Collection entries

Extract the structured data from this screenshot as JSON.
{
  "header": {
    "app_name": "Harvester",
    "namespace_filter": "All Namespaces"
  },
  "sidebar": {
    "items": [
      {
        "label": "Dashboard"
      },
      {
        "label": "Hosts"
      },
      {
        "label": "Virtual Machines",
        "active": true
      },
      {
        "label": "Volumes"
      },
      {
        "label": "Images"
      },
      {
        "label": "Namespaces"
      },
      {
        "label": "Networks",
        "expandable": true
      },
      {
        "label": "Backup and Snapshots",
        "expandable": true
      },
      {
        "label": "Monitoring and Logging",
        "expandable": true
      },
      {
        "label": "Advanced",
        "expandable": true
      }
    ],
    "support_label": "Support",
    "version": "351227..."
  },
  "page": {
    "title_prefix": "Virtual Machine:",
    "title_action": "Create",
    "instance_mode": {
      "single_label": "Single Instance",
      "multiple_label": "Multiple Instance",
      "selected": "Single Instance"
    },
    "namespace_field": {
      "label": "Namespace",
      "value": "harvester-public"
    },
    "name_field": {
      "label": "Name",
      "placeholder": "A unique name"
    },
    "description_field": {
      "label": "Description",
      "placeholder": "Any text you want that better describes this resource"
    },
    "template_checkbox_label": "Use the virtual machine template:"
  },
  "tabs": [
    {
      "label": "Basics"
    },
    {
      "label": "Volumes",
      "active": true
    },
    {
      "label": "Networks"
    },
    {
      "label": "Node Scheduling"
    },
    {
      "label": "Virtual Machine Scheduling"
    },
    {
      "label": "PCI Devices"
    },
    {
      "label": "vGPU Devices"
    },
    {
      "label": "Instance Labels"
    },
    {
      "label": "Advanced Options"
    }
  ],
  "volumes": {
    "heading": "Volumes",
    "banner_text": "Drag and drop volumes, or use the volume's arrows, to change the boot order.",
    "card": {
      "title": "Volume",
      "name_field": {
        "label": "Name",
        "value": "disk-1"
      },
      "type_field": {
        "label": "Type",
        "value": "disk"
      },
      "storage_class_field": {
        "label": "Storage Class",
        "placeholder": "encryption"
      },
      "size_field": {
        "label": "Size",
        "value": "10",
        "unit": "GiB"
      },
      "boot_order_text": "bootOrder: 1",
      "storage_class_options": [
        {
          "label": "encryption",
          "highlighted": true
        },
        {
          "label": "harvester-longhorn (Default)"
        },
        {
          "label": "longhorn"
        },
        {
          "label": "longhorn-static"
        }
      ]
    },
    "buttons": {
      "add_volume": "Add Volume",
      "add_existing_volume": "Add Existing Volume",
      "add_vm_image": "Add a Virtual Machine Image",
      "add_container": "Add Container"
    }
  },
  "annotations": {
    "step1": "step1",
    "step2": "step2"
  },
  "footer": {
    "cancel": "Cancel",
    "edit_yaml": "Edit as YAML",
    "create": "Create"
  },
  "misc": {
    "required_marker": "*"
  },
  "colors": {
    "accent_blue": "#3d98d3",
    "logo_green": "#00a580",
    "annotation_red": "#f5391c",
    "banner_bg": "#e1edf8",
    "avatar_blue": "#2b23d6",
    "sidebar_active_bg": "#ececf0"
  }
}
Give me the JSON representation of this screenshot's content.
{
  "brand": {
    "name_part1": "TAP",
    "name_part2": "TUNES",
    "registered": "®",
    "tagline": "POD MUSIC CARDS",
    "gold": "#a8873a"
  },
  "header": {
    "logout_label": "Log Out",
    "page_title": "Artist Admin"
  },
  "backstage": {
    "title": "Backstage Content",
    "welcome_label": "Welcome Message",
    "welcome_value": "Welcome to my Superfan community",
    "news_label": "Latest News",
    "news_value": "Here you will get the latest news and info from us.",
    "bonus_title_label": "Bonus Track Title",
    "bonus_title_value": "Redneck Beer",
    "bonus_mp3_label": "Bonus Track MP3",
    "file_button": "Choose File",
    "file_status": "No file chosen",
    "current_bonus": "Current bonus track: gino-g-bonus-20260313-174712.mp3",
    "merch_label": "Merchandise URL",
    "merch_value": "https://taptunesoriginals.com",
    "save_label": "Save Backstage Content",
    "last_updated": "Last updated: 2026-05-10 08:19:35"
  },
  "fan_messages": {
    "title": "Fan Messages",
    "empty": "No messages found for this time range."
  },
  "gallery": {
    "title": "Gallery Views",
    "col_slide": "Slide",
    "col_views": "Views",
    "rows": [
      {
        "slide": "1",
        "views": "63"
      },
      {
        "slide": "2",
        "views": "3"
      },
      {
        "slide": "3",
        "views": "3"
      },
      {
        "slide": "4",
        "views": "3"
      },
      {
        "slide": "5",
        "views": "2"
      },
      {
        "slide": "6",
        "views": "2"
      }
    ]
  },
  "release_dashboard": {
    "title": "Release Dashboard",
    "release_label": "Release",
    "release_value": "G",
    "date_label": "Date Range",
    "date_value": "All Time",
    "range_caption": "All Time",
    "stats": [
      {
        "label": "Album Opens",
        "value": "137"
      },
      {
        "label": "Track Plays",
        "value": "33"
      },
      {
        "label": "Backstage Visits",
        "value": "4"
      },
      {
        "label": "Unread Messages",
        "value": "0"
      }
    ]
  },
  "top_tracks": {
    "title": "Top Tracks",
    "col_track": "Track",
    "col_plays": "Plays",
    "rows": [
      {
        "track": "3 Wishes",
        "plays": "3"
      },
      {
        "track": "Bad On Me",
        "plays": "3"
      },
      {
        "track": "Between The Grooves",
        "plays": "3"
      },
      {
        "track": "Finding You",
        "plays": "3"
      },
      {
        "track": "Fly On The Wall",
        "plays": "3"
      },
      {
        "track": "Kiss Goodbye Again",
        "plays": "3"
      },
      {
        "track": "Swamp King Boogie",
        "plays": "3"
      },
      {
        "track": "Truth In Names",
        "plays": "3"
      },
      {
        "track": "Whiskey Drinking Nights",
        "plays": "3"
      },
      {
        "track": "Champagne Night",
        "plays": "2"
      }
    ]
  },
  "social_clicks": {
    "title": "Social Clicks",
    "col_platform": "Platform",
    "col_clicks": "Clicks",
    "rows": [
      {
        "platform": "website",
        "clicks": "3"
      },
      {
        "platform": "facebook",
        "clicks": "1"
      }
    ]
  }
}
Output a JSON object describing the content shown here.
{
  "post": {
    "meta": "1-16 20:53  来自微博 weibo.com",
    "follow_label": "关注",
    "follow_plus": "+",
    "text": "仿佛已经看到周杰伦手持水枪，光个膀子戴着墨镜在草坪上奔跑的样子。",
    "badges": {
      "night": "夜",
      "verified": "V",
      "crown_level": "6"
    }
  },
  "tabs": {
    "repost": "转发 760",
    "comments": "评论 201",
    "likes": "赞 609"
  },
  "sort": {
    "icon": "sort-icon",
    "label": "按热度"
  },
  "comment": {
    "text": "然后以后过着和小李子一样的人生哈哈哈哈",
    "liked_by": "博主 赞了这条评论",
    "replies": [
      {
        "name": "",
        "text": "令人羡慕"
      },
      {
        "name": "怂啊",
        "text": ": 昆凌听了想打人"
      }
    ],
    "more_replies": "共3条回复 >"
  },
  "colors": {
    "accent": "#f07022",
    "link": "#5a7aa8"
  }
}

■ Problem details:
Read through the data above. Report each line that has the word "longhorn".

■ Output for this task:
          "label": "harvester-longhorn (Default)"
          "label": "longhorn"
          "label": "longhorn-static"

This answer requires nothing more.